“How many of you were born in the South?” the speaker asked from the bimah of the chapel at Temple Sinai in New Orleans during Friday night services July 28.
Most of the people in the overflow crowd — almost an oxymoron at a Reform synagogue in the middle of summer, even with three congregations gathering together — raised their hands.
By the time Ken Hoffman got through questions about our parents, grandparents and great-grandparents to ask how many had family in the South before the Civil War, about a half-dozen of us still held our hands up.
“You’re the people I want to talk to,” Hoffman said.
That’s because Hoffman, who was born in Houston, was raised in Baton Rouge, earned two history degrees from Tulane and spent the past 18½ years as the education director at the National World War II Museum in New Orleans, had just been announced as the director of the reborn Museum of the Southern Jewish Experience.
The museum got its start in 1986 at the Reform movement’s Henry S. Jacobs Camp (named for my grandfather’s brother) in Utica, Miss., after some of the small Jewish communities disappearing around the South began donating relics to the camp.
Under Macy Hart, the museum evolved into the Goldring/Woldenberg Institute of Southern Jewish Life, which moved to Jackson and shut down the museum itself.
But now the institute has spun off the museum into an independent nonprofit organization that has Atlantan Jay Tanenbaum as its chairman and possesses more than 2,000 items, including some 700 oral histories.

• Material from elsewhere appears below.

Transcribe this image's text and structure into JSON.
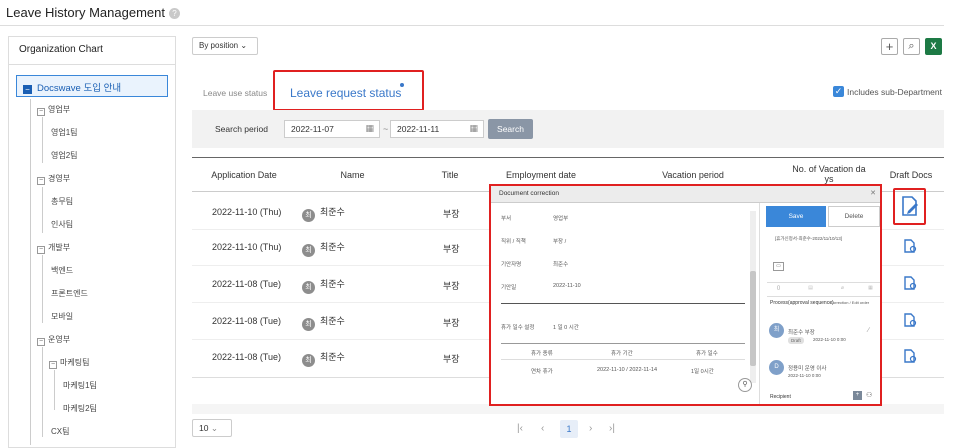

The museum has found a home in New Orleans: 818 Howard Ave., about two blocks from the city’s No. 1 tourist attraction, the World War II Museum, and one block from Lee-less Circle.
The new Museum of the Southern Jewish Experience will take up half of a huge, four-floor, newly renovated building owned by Jewish commercial real estate developer Jeffrey Feil. It will be designed by the firm of Patrick Gallagher, the Jewish creator behind the World War II Museum and the overhauled Beit Hatfutsot in Tel Aviv.
Given the involvement of Hoffman and Gallagher, and based on the presentation July 28 by museum Vice Chairman Rusty Palmer (a Selma, Ala., native and New Orleans resident), the museum should provide the same kind of interactive experience you get at the World War II Museum, albeit with less military hardware.
It should be an impressive, exciting addition to the cluster of museums near the circle (and right on the St. Charles streetcar line) when it opens in 2019. And all of us have a role to play in making the museum what we want it to be as it tells the Southern Jewish story.
Believe it or not, neither Hoffman nor Palmer made a pitch for donations, but they did push hard for a different kind of contribution: a 15-question online survey, accessible at www.surveymonkey.com/r/msje or through the museum’s website, www.msje.org. While you’re there, you can sign up for email updates on the museum.
The new museum, well-stocked with items and stories from the small-town Jewish South, should serve as a nice complement to the Breman Museum, which leans toward the big-city Jewish South with its Atlanta and Savannah collections.
Hoffman’s involvement piques my interest not only because he’s a fellow Tulane history grad, but also because he did his master’s thesis on the Jewish community of Port Gibson, Miss., where my grandmother went to synagogue before her family moved from nearby Pattison to New Orleans.
That’s the same grandmother whose 104th birthday we celebrated the day the museum announced its location and Hoffman’s hiring.
A museum to help tell her family story is not a bad present. Happy birthday, GaGa.